If you inherit the farm from a parent and then sell it for $2 million, its value at the time of their death, you would not have to pay a capital gains tax. That saves $600,000.

The estate tax may not be so bad, depending upon your state’s estate tax, which is probably lower than the highest capital gains rate. If you live in Oregon, you may be eligible for the Oregon National Resource Credit, which was created to reduce Oregon estate taxes on family farms. Your estate planning attorney will be able to help you plan for and manage these taxes.

If you bought the farm from a parent’s trust or estate for $2 million, then you have a $2 million basis in the property and will probably not owe any property gains tax, if you eventually sell it for $2 million.

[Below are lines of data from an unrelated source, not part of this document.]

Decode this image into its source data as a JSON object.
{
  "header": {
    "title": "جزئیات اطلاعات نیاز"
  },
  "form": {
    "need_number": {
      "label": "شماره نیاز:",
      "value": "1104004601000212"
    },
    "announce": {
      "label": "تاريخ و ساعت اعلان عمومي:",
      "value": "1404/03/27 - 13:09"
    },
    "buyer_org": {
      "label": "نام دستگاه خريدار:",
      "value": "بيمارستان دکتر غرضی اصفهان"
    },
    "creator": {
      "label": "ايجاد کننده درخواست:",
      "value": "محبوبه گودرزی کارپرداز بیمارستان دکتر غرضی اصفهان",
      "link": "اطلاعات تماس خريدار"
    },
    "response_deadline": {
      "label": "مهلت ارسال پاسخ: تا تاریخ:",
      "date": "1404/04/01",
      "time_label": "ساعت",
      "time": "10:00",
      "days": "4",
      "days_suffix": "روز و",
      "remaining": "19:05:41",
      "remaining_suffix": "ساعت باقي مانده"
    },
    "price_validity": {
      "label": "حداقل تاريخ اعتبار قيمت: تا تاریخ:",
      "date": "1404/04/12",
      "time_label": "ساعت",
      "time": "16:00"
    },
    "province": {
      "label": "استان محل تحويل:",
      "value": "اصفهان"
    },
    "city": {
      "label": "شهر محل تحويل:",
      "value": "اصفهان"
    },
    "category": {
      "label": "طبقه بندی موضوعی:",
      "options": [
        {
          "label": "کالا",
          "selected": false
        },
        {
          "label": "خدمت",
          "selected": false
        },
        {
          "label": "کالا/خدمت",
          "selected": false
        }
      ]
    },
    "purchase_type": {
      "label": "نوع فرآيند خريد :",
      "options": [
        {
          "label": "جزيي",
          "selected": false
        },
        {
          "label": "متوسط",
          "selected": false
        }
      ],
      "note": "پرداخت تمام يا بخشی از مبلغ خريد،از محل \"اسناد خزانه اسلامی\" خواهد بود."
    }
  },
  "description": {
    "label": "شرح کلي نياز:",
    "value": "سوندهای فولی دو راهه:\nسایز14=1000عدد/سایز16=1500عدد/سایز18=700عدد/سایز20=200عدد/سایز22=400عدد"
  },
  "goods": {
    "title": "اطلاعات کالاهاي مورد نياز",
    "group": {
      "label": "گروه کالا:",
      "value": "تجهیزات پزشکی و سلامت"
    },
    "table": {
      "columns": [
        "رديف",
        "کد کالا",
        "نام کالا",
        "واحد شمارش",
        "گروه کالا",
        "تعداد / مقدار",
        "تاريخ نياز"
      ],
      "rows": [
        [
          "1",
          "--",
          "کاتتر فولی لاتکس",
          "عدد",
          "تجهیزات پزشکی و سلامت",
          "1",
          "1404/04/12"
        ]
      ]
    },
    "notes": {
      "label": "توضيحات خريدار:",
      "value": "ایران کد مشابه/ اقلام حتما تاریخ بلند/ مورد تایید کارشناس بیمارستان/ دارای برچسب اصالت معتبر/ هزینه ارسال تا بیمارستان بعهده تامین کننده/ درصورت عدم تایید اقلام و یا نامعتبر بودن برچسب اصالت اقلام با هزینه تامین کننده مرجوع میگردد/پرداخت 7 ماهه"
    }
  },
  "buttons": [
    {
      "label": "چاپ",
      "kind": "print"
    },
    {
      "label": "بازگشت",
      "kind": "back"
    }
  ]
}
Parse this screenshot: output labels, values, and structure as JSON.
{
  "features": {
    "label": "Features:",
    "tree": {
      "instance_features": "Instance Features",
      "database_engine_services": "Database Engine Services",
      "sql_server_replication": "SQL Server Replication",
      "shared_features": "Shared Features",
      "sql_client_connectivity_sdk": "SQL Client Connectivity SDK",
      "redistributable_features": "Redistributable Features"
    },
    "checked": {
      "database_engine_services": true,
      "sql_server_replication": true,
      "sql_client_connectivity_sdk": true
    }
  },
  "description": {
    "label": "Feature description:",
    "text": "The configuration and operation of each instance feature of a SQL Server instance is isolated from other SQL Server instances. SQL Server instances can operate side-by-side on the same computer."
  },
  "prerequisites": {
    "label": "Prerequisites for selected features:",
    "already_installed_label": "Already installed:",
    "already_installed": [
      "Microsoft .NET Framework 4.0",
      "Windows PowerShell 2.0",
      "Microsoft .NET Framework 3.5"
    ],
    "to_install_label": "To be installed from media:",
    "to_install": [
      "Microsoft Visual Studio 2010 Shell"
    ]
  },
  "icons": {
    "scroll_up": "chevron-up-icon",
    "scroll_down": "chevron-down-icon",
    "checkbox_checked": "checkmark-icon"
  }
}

Just be sure that you comply with all reporting requirements. If you are in Oregon and took the Oregon National Resource Credit, then for five out of eight years after the death, the recipient of the inherited property is required to file an annual certification to keep the credit that was used to lower the estate tax. Failure to comply, means that a portion of the estate tax will have to be repaid.

If you own the farm without other family members, you should start planning your next steps. To whom do you want to pass the farm? If you want to keep the farm in the family, work with an attorney who is familiar with farm families, so that you can keep working the land and reduce any disputes.

Farmers often separate business operations from the land, with the operations held by one business and the land held by another entity. This allows the estate planning attorney to plan for succession in how operations and land are transferred to the next generation. It also provides asset protection, while you are alive.

Make sure that your farm succession plan and your estate plan are aligned. A common issue is finding that buy-sell documents don’t align with the will or trust. Some farmers use a revocable living trust as a will, so they can incorporate estate tax planning and transition the farm privately upon death.

Reference: Capital Press (March 24, 2019) “The family farm is coming to you: What’s next?”